### The problem
Return every line from the records below that has the word "links".

### Exercise input
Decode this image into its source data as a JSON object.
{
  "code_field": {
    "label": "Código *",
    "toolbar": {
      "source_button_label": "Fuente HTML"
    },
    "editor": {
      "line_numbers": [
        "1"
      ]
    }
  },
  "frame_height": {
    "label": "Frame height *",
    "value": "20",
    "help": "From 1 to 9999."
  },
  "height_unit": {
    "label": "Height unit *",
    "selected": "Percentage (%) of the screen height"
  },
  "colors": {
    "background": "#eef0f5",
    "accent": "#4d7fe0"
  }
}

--

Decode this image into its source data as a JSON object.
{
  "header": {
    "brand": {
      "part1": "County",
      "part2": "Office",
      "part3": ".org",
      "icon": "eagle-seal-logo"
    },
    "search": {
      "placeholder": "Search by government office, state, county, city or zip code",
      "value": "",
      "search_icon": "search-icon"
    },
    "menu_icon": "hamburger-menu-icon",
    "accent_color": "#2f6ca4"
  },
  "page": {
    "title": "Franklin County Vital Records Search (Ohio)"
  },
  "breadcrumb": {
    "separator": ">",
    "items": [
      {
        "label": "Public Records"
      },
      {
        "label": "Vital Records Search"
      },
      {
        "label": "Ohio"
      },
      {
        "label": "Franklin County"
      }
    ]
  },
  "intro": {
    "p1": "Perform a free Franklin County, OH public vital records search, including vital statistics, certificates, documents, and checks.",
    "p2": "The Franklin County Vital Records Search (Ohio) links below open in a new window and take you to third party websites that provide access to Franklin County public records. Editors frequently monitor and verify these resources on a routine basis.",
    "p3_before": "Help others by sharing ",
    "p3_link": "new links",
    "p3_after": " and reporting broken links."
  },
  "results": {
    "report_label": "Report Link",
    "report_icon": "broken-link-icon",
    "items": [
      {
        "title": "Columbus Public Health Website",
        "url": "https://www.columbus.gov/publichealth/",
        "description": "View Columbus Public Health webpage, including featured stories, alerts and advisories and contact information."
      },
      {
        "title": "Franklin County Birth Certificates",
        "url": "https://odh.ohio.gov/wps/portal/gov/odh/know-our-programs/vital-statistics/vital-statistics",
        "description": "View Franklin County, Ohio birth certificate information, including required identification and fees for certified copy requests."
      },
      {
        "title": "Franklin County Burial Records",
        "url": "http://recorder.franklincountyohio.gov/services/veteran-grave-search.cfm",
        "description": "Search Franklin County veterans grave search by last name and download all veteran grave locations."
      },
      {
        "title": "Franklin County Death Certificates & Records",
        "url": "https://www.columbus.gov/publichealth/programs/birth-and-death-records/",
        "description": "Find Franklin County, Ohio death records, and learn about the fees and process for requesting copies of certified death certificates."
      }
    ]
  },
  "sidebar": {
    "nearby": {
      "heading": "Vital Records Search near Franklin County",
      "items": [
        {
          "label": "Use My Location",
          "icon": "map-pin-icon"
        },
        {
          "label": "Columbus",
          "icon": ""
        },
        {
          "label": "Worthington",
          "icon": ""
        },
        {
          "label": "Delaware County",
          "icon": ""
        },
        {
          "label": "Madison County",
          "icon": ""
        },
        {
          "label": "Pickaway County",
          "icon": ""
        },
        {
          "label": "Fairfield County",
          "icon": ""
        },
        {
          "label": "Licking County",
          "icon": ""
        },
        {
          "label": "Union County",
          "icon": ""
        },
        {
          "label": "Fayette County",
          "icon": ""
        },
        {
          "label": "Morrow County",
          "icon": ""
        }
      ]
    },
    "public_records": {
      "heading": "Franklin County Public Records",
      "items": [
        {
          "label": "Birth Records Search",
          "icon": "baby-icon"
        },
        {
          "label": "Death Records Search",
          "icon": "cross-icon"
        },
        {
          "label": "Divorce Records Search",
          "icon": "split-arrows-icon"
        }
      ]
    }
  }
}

### Exercise output
    "p2": "The Franklin County Vital Records Search (Ohio) links below open in a new window and take you to third party websites that provide access to Franklin County public records. Editors frequently monitor and verify these resources on a routine basis.",
    "p3_link": "new links",
    "p3_after": " and reporting broken links."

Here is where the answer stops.